◆ **Exercise objective**
Search the records for the word "tarayan" and report each line that has it.
START Available records
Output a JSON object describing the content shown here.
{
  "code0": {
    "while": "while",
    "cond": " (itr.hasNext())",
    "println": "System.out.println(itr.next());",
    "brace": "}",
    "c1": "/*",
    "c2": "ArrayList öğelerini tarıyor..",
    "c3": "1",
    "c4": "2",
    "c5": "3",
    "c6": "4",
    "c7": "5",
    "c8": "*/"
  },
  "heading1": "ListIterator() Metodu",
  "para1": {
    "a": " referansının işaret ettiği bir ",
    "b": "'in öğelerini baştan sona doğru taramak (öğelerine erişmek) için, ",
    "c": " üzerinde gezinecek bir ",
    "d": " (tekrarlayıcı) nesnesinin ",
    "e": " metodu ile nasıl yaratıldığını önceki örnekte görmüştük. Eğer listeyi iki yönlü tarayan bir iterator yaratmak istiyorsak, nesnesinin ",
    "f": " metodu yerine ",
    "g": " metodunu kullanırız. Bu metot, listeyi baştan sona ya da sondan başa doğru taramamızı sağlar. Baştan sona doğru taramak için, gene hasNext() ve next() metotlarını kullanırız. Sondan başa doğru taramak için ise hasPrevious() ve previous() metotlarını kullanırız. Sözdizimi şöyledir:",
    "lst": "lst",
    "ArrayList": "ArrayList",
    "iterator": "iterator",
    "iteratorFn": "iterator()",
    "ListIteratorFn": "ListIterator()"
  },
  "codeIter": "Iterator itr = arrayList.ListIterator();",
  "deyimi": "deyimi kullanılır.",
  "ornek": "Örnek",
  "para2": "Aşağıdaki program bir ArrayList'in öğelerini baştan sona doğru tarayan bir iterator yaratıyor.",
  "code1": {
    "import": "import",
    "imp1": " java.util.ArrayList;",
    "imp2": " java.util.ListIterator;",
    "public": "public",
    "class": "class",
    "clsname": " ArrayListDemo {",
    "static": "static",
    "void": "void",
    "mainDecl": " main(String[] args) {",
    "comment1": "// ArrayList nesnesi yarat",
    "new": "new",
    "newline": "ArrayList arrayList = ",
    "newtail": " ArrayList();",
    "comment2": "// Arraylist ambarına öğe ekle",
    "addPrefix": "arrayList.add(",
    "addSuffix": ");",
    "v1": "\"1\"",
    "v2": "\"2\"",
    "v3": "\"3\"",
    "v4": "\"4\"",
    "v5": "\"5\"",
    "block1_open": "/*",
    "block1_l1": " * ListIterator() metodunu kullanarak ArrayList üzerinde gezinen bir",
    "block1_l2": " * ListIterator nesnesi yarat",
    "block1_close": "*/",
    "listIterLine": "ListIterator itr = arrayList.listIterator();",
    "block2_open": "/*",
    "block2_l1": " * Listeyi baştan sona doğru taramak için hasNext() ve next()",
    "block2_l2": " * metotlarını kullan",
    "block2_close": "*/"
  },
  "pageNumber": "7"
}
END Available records
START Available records
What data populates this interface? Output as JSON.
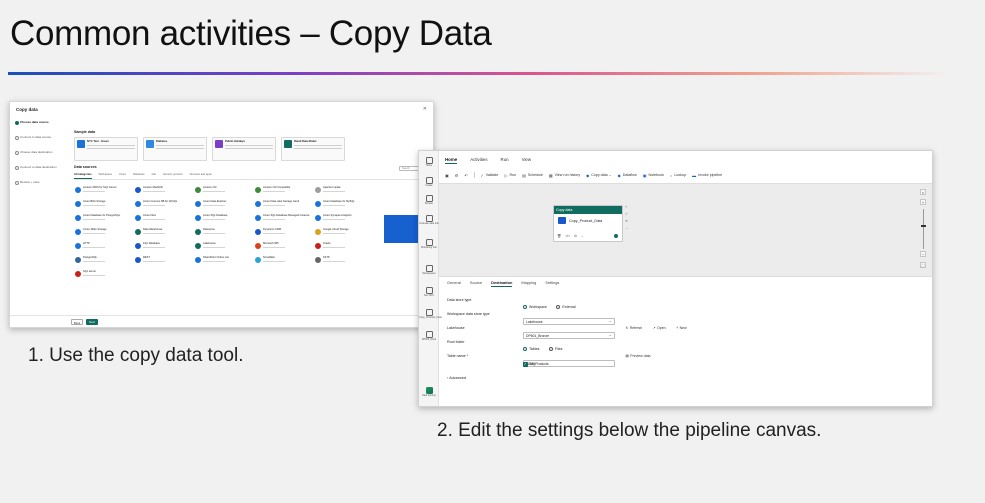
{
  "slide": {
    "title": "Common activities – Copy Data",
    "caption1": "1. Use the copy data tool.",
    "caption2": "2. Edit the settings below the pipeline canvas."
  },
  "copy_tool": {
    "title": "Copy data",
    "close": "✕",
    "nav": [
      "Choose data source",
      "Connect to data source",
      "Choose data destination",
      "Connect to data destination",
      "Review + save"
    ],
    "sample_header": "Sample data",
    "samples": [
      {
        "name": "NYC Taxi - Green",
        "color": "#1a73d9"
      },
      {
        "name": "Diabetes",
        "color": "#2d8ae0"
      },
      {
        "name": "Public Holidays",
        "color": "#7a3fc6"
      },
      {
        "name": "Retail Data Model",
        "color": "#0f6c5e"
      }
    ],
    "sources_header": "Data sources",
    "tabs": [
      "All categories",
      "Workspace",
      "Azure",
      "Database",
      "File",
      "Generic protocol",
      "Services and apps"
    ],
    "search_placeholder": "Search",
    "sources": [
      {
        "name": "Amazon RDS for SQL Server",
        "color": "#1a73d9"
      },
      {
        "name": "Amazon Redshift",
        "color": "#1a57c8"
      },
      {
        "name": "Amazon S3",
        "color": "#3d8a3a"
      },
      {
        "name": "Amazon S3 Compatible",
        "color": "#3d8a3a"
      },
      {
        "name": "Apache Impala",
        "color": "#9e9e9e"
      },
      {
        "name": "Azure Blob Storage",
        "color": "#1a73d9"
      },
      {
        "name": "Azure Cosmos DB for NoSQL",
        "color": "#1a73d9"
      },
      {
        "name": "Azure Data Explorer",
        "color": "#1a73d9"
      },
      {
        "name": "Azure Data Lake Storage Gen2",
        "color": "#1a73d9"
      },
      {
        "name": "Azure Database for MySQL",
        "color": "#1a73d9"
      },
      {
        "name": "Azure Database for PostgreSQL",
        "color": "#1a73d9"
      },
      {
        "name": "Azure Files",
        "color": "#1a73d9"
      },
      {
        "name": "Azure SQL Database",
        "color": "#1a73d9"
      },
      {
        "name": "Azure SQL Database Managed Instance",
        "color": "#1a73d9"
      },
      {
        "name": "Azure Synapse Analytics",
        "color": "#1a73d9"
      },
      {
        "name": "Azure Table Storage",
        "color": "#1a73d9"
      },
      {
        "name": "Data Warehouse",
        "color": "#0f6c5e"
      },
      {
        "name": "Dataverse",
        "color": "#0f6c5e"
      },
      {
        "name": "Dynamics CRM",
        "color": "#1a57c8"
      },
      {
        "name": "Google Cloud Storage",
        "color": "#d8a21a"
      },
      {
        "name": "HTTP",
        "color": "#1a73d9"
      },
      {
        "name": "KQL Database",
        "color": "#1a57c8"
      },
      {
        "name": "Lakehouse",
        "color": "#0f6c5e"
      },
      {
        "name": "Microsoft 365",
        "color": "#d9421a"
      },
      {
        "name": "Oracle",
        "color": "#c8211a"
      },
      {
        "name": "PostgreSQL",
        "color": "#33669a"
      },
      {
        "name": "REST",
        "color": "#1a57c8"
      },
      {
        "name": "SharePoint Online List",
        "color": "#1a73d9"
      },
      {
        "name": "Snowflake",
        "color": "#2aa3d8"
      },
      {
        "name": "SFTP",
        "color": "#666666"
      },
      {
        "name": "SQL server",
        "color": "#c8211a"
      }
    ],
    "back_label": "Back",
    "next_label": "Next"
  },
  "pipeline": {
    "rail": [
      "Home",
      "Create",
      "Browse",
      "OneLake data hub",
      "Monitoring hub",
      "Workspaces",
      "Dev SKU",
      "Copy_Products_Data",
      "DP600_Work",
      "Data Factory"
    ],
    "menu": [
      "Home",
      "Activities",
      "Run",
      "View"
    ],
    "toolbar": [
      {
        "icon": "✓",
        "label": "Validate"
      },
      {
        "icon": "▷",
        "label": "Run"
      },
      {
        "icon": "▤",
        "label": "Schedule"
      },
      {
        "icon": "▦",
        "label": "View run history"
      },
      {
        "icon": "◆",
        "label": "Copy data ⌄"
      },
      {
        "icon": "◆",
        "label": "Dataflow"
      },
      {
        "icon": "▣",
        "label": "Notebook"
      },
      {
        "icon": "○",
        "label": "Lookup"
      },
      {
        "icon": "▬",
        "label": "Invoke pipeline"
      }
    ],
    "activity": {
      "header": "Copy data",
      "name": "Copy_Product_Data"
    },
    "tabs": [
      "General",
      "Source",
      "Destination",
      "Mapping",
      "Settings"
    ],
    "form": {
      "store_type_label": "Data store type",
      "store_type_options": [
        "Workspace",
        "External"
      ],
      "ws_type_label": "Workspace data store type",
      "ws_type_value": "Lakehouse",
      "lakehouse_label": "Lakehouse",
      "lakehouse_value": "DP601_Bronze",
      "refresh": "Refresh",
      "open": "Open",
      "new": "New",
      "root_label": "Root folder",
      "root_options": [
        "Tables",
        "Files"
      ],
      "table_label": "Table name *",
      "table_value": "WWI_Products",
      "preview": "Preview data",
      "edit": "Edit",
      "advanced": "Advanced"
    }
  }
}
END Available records
◆ **Exercise result**
    "e": " metodu ile nasıl yaratıldığını önceki örnekte görmüştük. Eğer listeyi iki yönlü tarayan bir iterator yaratmak istiyorsak, nesnesinin ",
  "para2": "Aşağıdaki program bir ArrayList'in öğelerini baştan sona doğru tarayan bir iterator yaratıyor.",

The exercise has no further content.